Intel, AMD CEOs Urge Biden To Boost U.S. Chip Manufacturing
Top semiconductor executives are calling for President Joe Biden to rekindle domestic chip manufacturing with ‘substantial funding’ so that the U.S. can become more competitive with other countries that have poured significant investments into chip foundries like TSMC. ‘The costs of inaction are high,’ they say in a letter.
Intel CEO Bob Swan, AMD CEO Lisa Su and several other top semiconductor executives urged President Joe Biden Thursday to rekindle domestic chip manufacturing with “substantial funding” as part of the White House’s economic recovery and infrastructure plan.
The letter to Biden was sent by the Semiconductor Industry Association, which represents 98 percent of U.S. semiconductor industry by revenue, and included signatures by Swan and Su as well as CEOs and top executives at Nvidia, Broadcom, Western Digital, IBM, Qualcomm and several other companies.
Semiconductor executives sent the letter on the same day that the Biden administration pledged to assist with a global semiconductor shortage that has impacted the IT and automotive industries, among others. Bloomberg reported that Biden plans to sign an executive order that will direct the government to conduct a supply chain review for critical semiconductor components.
The executives, represented by the Semiconductor Industry Association’s board of directors, said Biden should work with Congress to fund incentives and investments in U.S. semiconductor manufacturing and research that were authorized in the CHIPS for America Act as part of the 2021 defense bill, which passed in January.
“We therefore urge you to include in your recovery and infrastructure plan substantial funding for incentives for semiconductor manufacturing, in the form of grants and/or tax credits, and for basic and applied semiconductor research,” the letter said. “We believe bold action is needed to address the challenges we face. The costs of inaction are high.”
The executives said, “semiconductors are critical to the U.S. economy” and enable technologies needed to realize Biden’s economic recovery and infrastructure goals.
The challenge, according to them, is that the U.S. share of global semiconductor manufacturing has fallen to 12 percent from 37 percent in 1990 due to domestic investments largely being flat while foreign governments have provided significant funding and incentives to chip manufacturers like TSMC overseas.
“As a result, the U.S. is uncompetitive in attracting investments in new fab construction and our technology leadership is at risk in the race for preeminence in the technologies of the future, including artificial intelligence, 5G/6G, and quantum computing,” the letter said.
By increasing U.S. semiconductor output, the government would fuel economic growth, jobs and infrastructure, the executives said. They added that such investments would also enhance “national security and supply chain resilience to meet future challenges.”
Dominic Daninger, vice president of engineering at Nor-Tech, a Burnsville, Minn.-based high-performance computing system integrator, said the issue is pressing as Intel weighs outsourcing more chip manufacturing in the future. Incoming Intel CEO Pat Gelsinger recently said Intel will likely manufacture most of its 2023 products internally while also expanding its use of external foundries overseas for certain technologies and products.

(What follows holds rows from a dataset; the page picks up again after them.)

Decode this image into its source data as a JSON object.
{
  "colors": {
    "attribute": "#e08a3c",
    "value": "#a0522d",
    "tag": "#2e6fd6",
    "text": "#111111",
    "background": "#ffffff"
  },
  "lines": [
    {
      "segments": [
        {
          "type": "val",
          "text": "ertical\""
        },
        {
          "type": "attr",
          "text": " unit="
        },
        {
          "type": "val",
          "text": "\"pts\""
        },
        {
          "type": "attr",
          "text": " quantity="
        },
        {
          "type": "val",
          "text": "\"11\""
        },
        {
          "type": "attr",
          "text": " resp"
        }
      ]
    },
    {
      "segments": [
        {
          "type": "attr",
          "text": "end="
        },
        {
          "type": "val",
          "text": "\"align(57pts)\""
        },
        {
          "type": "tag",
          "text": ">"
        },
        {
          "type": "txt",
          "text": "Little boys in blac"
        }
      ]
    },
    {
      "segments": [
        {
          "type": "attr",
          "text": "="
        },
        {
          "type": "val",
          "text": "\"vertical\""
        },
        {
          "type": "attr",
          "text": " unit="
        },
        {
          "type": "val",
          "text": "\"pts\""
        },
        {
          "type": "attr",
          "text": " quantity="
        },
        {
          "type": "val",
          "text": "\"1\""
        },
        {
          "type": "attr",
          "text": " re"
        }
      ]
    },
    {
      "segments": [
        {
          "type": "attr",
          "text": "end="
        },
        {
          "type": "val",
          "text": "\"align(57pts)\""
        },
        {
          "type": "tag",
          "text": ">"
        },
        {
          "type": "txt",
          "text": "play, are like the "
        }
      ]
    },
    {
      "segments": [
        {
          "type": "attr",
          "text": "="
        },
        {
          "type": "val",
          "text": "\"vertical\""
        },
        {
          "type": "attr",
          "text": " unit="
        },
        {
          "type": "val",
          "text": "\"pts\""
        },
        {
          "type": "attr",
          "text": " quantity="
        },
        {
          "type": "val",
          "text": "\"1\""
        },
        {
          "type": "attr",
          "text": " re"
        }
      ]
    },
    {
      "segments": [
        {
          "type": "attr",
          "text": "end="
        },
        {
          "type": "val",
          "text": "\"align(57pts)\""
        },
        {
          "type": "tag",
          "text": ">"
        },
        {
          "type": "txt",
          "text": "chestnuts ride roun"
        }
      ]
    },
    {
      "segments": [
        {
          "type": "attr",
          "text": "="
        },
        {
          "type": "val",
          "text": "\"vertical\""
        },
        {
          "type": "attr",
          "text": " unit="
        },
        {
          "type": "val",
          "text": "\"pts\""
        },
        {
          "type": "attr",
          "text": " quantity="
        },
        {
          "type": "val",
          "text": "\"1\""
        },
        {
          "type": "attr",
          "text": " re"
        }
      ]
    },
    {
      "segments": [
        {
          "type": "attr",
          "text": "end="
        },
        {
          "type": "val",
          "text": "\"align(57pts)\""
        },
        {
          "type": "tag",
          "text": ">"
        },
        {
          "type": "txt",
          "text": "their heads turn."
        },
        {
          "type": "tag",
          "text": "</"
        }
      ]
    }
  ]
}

“It’s got to be concerning,” Daninger said.
Increasing investments in domestic chip manufacturing could help improve CPU supply, which can have a substantial financial impact on companies and other organizations, according to Daninger.
For instance, he said, one customer has been using Microsoft Azure cloud instances for HPC purposes, and the customer figured out that it could save significant money by moving all its applications to on-premise servers. However, if component shortages delay server shipments by multiple months, the customer will have to continue incurring large cloud costs.
“He’s spending so much money on Azure cloud costs for HPC purposes now that what he spends in one month would buy him a new [on-premise] cluster,” Daninger said. “But if we can’t get the hardware in a timely fashion, it gets really expensive for them.”